Each entry below should be printed exactly, with every image left out.

[Records for this exercise — start]

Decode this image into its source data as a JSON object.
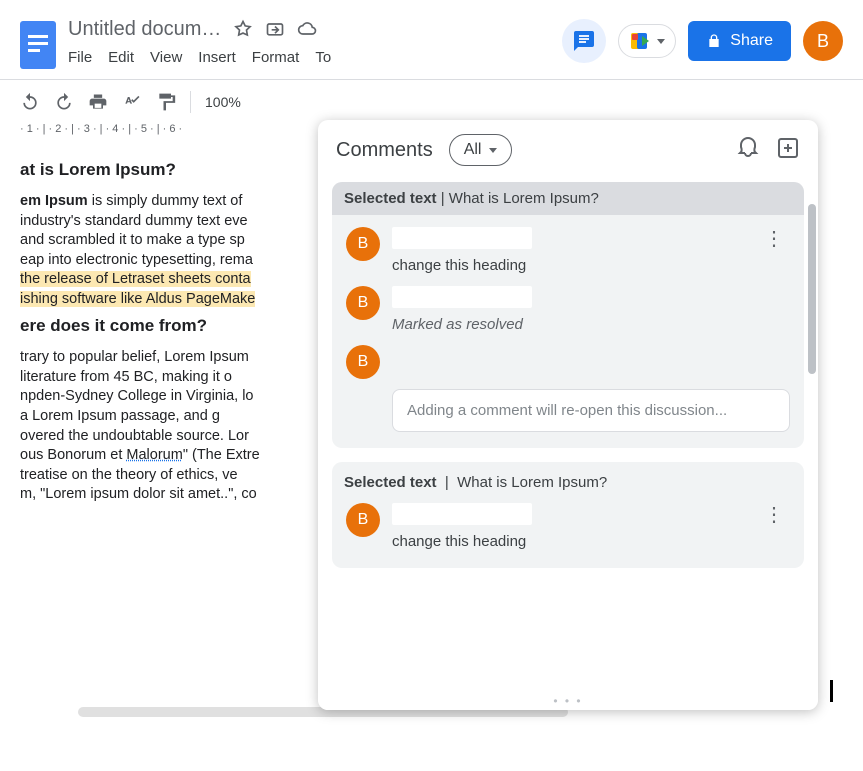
{
  "header": {
    "title": "Untitled document",
    "menu": {
      "file": "File",
      "edit": "Edit",
      "view": "View",
      "insert": "Insert",
      "format": "Format",
      "tools_clip": "To"
    },
    "share_label": "Share",
    "avatar_initial": "B"
  },
  "toolbar": {
    "zoom": "100%"
  },
  "ruler": "·  1  ·  |  ·  2  ·  |  ·  3  ·  |  ·  4  ·  |  ·  5  ·  |  ·  6  ·",
  "document": {
    "h1": "at is Lorem Ipsum?",
    "p1a": "em Ipsum",
    "p1b": " is simply dummy text of",
    "p1c": " industry's standard dummy text eve",
    "p1d": " and scrambled it to make a type sp",
    "p1e": "eap into electronic typesetting, rema",
    "p1f": " the release of Letraset sheets conta",
    "p1g": "ishing software like Aldus PageMake",
    "h2": "ere does it come from?",
    "p2a": "trary to popular belief, Lorem Ipsum",
    "p2b": " literature from 45 BC, making it o",
    "p2c": "npden-Sydney College in Virginia, lo",
    "p2d": " a Lorem Ipsum passage, and g",
    "p2e": "overed the undoubtable source. Lor",
    "p2f": "ous Bonorum et ",
    "p2f_sq": "Malorum",
    "p2f_end": "\" (The Extre",
    "p2g": " treatise on the theory of ethics, ve",
    "p2h": "m, \"Lorem ipsum dolor sit amet..\", co"
  },
  "panel": {
    "title": "Comments",
    "filter": "All",
    "thread1": {
      "selected_label": "Selected text",
      "selected_text": "What is Lorem Ipsum?",
      "author_initial": "B",
      "comment_text": "change this heading",
      "resolved_by_initial": "B",
      "resolved_status": "Marked as resolved",
      "reply_placeholder": "Adding a comment will re-open this discussion..."
    },
    "thread2": {
      "selected_label": "Selected text",
      "selected_text": "What is Lorem Ipsum?",
      "author_initial": "B",
      "comment_text": "change this heading"
    }
  }
}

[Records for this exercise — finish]

**Response:**
Decode this image into its source data as a JSON object.
{
  "header": {
    "title": "Untitled document",
    "menu": {
      "file": "File",
      "edit": "Edit",
      "view": "View",
      "insert": "Insert",
      "format": "Format",
      "tools_clip": "To"
    },
    "share_label": "Share",
    "avatar_initial": "B"
  },
  "toolbar": {
    "zoom": "100%"
  },
  "ruler": "·  1  ·  |  ·  2  ·  |  ·  3  ·  |  ·  4  ·  |  ·  5  ·  |  ·  6  ·",
  "document": {
    "h1": "at is Lorem Ipsum?",
    "p1a": "em Ipsum",
    "p1b": " is simply dummy text of",
    "p1c": " industry's standard dummy text eve",
    "p1d": " and scrambled it to make a type sp",
    "p1e": "eap into electronic typesetting, rema",
    "p1f": " the release of Letraset sheets conta",
    "p1g": "ishing software like Aldus PageMake",
    "h2": "ere does it come from?",
    "p2a": "trary to popular belief, Lorem Ipsum",
    "p2b": " literature from 45 BC, making it o",
    "p2c": "npden-Sydney College in Virginia, lo",
    "p2d": " a Lorem Ipsum passage, and g",
    "p2e": "overed the undoubtable source. Lor",
    "p2f": "ous Bonorum et ",
    "p2f_sq": "Malorum",
    "p2f_end": "\" (The Extre",
    "p2g": " treatise on the theory of ethics, ve",
    "p2h": "m, \"Lorem ipsum dolor sit amet..\", co"
  },
  "panel": {
    "title": "Comments",
    "filter": "All",
    "thread1": {
      "selected_label": "Selected text",
      "selected_text": "What is Lorem Ipsum?",
      "author_initial": "B",
      "comment_text": "change this heading",
      "resolved_by_initial": "B",
      "resolved_status": "Marked as resolved",
      "reply_placeholder": "Adding a comment will re-open this discussion..."
    },
    "thread2": {
      "selected_label": "Selected text",
      "selected_text": "What is Lorem Ipsum?",
      "author_initial": "B",
      "comment_text": "change this heading"
    }
  }
}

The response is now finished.